Sous Vide Benefits

  • Consistent Results – Because the temperatures and timing are precisely controlled, steaks are cooked to perfection time after time.
  • Healthy – Fewer fats and oils are used in the cooking process, also fewer nutrients are lost during cooking.
  • Convenient – Cook steak to perfection well in advance then add that final sear right at the end… Perfect to impress guests at a dinner party
  • Flavor – All that goodness is sealed in and the steak cooks in its own juices, the results are steaks that are succulent, tender, juicy, and crammed full of flavor.

See the top sous vide health benefits.

Sous Vide Cons

  • Slow Cook Time – This isn’t a last-minute dish, as you can see from the table above, cooking times can run into several hours.
  • Requires Additional Equipment – Water temperature accuracy can only be achieved by using a Sous Vide cooker, these come in a variety of types including immersion circulators, standalone water ovens, and some smart precision ovens.
  • Flavors can be too enhanced – If you like a hint of garlic with your steak be careful! Because all the flavors are sealed in, it is easy to overpower your steak with flavorings

Read more about the best sous vide machines in my other post. 

Similarities and Differences

Sous Vide and Reverse Searing Similarities

Both these methods use a similar approach to cooking steak. Sous vide and reverse sear both have a searing component, and they also both have the ability to “reverse” cooking results. That is, with sous vide, you cook first in a water bath then sear after, so that you don’t lose any juices.

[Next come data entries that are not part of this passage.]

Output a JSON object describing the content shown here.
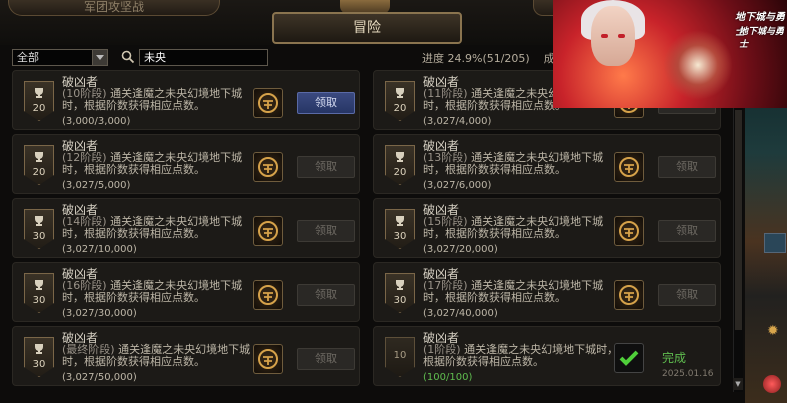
{
  "header": {
    "tab_left": "军团攻坚战",
    "tab_active": "冒险"
  },
  "filter": {
    "category": "全部",
    "search_value": "未央"
  },
  "progress": {
    "label": "进度 24.9%(51/205)",
    "trailing": "成"
  },
  "buttons": {
    "claim": "领取",
    "complete": "完成"
  },
  "ad": {
    "logo_a": "地下城与勇士",
    "logo_b": "地下城与勇士"
  },
  "achievements": [
    {
      "title": "破凶者",
      "stage": "(10阶段)",
      "desc": "通关逢魔之未央幻境地下城时，根据阶数获得相应点数。",
      "count": "(3,000/3,000)",
      "points": "20",
      "state": "claimable"
    },
    {
      "title": "破凶者",
      "stage": "(11阶段)",
      "desc": "通关逢魔之未央幻境地下城时，根据阶数获得相应点数。",
      "count": "(3,027/4,000)",
      "points": "20",
      "state": "locked"
    },
    {
      "title": "破凶者",
      "stage": "(12阶段)",
      "desc": "通关逢魔之未央幻境地下城时，根据阶数获得相应点数。",
      "count": "(3,027/5,000)",
      "points": "20",
      "state": "locked"
    },
    {
      "title": "破凶者",
      "stage": "(13阶段)",
      "desc": "通关逢魔之未央幻境地下城时，根据阶数获得相应点数。",
      "count": "(3,027/6,000)",
      "points": "20",
      "state": "locked"
    },
    {
      "title": "破凶者",
      "stage": "(14阶段)",
      "desc": "通关逢魔之未央幻境地下城时，根据阶数获得相应点数。",
      "count": "(3,027/10,000)",
      "points": "30",
      "state": "locked"
    },
    {
      "title": "破凶者",
      "stage": "(15阶段)",
      "desc": "通关逢魔之未央幻境地下城时，根据阶数获得相应点数。",
      "count": "(3,027/20,000)",
      "points": "30",
      "state": "locked"
    },
    {
      "title": "破凶者",
      "stage": "(16阶段)",
      "desc": "通关逢魔之未央幻境地下城时，根据阶数获得相应点数。",
      "count": "(3,027/30,000)",
      "points": "30",
      "state": "locked"
    },
    {
      "title": "破凶者",
      "stage": "(17阶段)",
      "desc": "通关逢魔之未央幻境地下城时，根据阶数获得相应点数。",
      "count": "(3,027/40,000)",
      "points": "30",
      "state": "locked"
    },
    {
      "title": "破凶者",
      "stage": "(最终阶段)",
      "desc": "通关逢魔之未央幻境地下城时，根据阶数获得相应点数。",
      "count": "(3,027/50,000)",
      "points": "30",
      "state": "locked"
    },
    {
      "title": "破凶者",
      "stage": "(1阶段)",
      "desc": "通关逢魔之未央幻境地下城时，根据阶数获得相应点数。",
      "count": "(100/100)",
      "points": "10",
      "state": "completed",
      "date": "2025.01.16"
    }
  ],
  "colors": {
    "claim_active": "#3b4a80",
    "complete_green": "#5fbd4f",
    "gold_border": "#8a744f"
  }
}
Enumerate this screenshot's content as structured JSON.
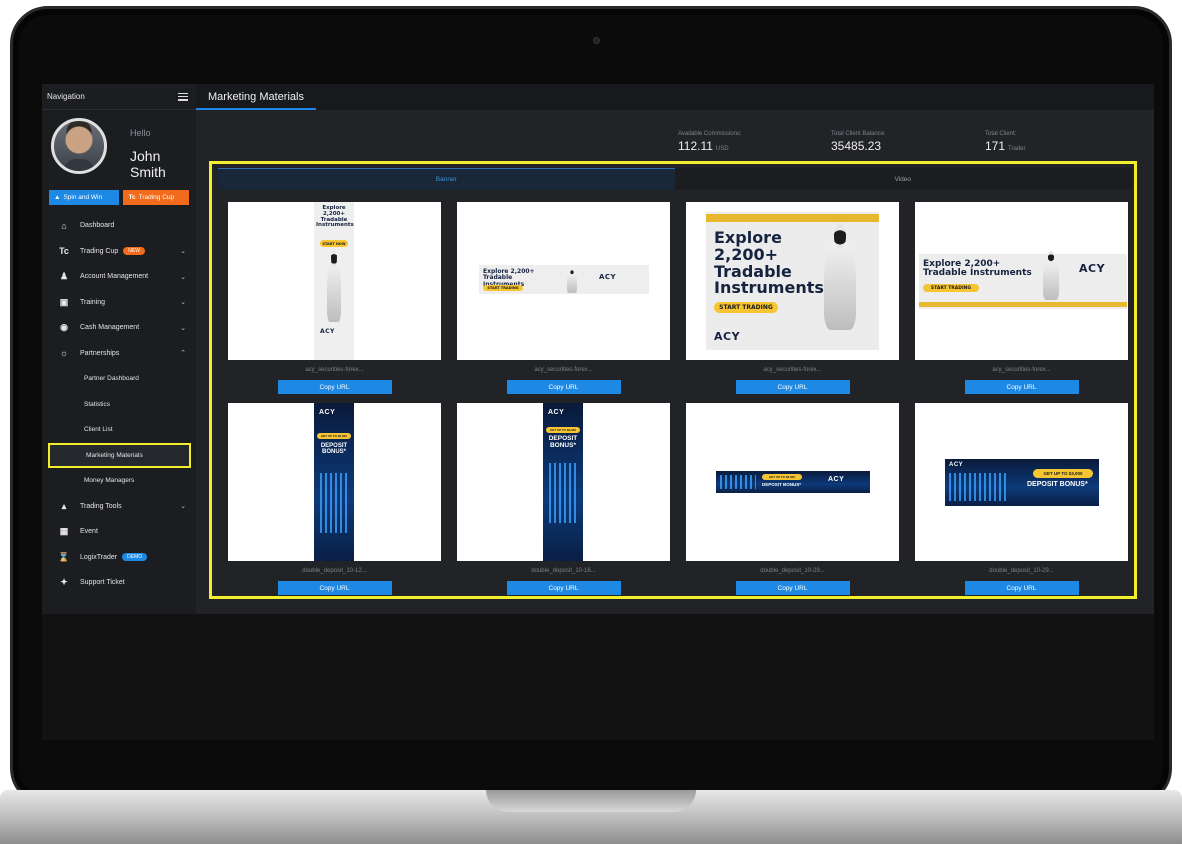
{
  "sidebar": {
    "title": "Navigation",
    "hello": "Hello",
    "user_name": "John Smith",
    "spin_label": "Spin and Win",
    "cup_label": "Trading Cup",
    "cup_prefix": "Tc",
    "items": {
      "dashboard": "Dashboard",
      "trading_cup": "Trading Cup",
      "trading_cup_badge": "NEW",
      "account_management": "Account Management",
      "training": "Training",
      "cash_management": "Cash Management",
      "partnerships": "Partnerships",
      "partner_dashboard": "Partner Dashboard",
      "statistics": "Statistics",
      "client_list": "Client List",
      "marketing_materials": "Marketing Materials",
      "money_managers": "Money Managers",
      "trading_tools": "Trading Tools",
      "event": "Event",
      "logix_trader": "LogixTrader",
      "logix_badge": "DEMO",
      "support_ticket": "Support Ticket"
    }
  },
  "main": {
    "tab": "Marketing Materials",
    "stats": {
      "commissions_label": "Available Commissions:",
      "commissions_value": "112.11",
      "commissions_unit": "USD",
      "balance_label": "Total Client Balance:",
      "balance_value": "35485.23",
      "clients_label": "Total Client:",
      "clients_value": "171",
      "clients_unit": "Trader"
    },
    "media_tabs": {
      "banner": "Banner",
      "video": "Video"
    },
    "copy_label": "Copy URL",
    "cards": [
      {
        "caption": "acy_securities-forex..."
      },
      {
        "caption": "acy_securities-forex..."
      },
      {
        "caption": "acy_securities-forex..."
      },
      {
        "caption": "acy_securities-forex..."
      },
      {
        "caption": "double_deposit_10-12..."
      },
      {
        "caption": "double_deposit_10-16..."
      },
      {
        "caption": "double_deposit_10-29..."
      },
      {
        "caption": "double_deposit_10-29..."
      }
    ]
  },
  "banners": {
    "explore_short": "Explore 2,200+ Tradable Instruments",
    "explore_l1": "Explore",
    "explore_l2": "2,200+",
    "explore_l3": "Tradable",
    "explore_l4": "Instruments",
    "start_trading": "START TRADING",
    "start_now": "START NOW",
    "deposit_bonus": "DEPOSIT BONUS*",
    "deposit_l1": "DEPOSIT",
    "deposit_l2": "BONUS*",
    "get_up_to": "GET UP TO $3,000",
    "acy": "ACY"
  },
  "colors": {
    "accent_blue": "#1e88e5",
    "highlight_yellow": "#f2ee2b",
    "promo_orange": "#f26a1b"
  }
}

Both cook the meat slower than with traditional methods. This allows the steak to cook more evenly and results in a succulent and tender steak that you can slice through with a butter knife.

If you like a seared steak, then both these methods can be used to produce the same end result, with the only difference being the cooking method used to get them to the desired doneness first.

Sous Vide and Reverse Searing Differences

As I noted, both use a “slow approach” to cooking steaks. But the way that the steak is cooked slowly is the fundamental difference between the methods.

At its heart, Reverse Searing is still traditional cooking, with traditional equipment, only the order of the cooking process is reversed.

Sous Vide requires additional equipment and a little more time. It also doesn’t expose the meat to the elements until it is ready to sear (if searing is required).

Finally, although both rely cooking at a precise temperature, it’s much harder to precisely control the temperature in an oven. That means you’ll need to monitor the steak inside the oven throughout the cooking process to make sure the steak isn’t overcooked or undercooked. 

Final Thoughts on Sous Vide vs Reverse Sear

Sous vide and reverse searing are two methods of cooking steaks that many fans have added into their cooking repertoire.

Both Sous Vide and Reverse Searing consistently produce mouthwatering, tender steaks, that are bursting with flavor and taste.

I do prefer the sous vide method myself as it’s easier to control the internal temperature of all pieces of meat using a sous vide cooker than an oven. 

For more comparison of sous vide and other cooking techniques, check these articles out: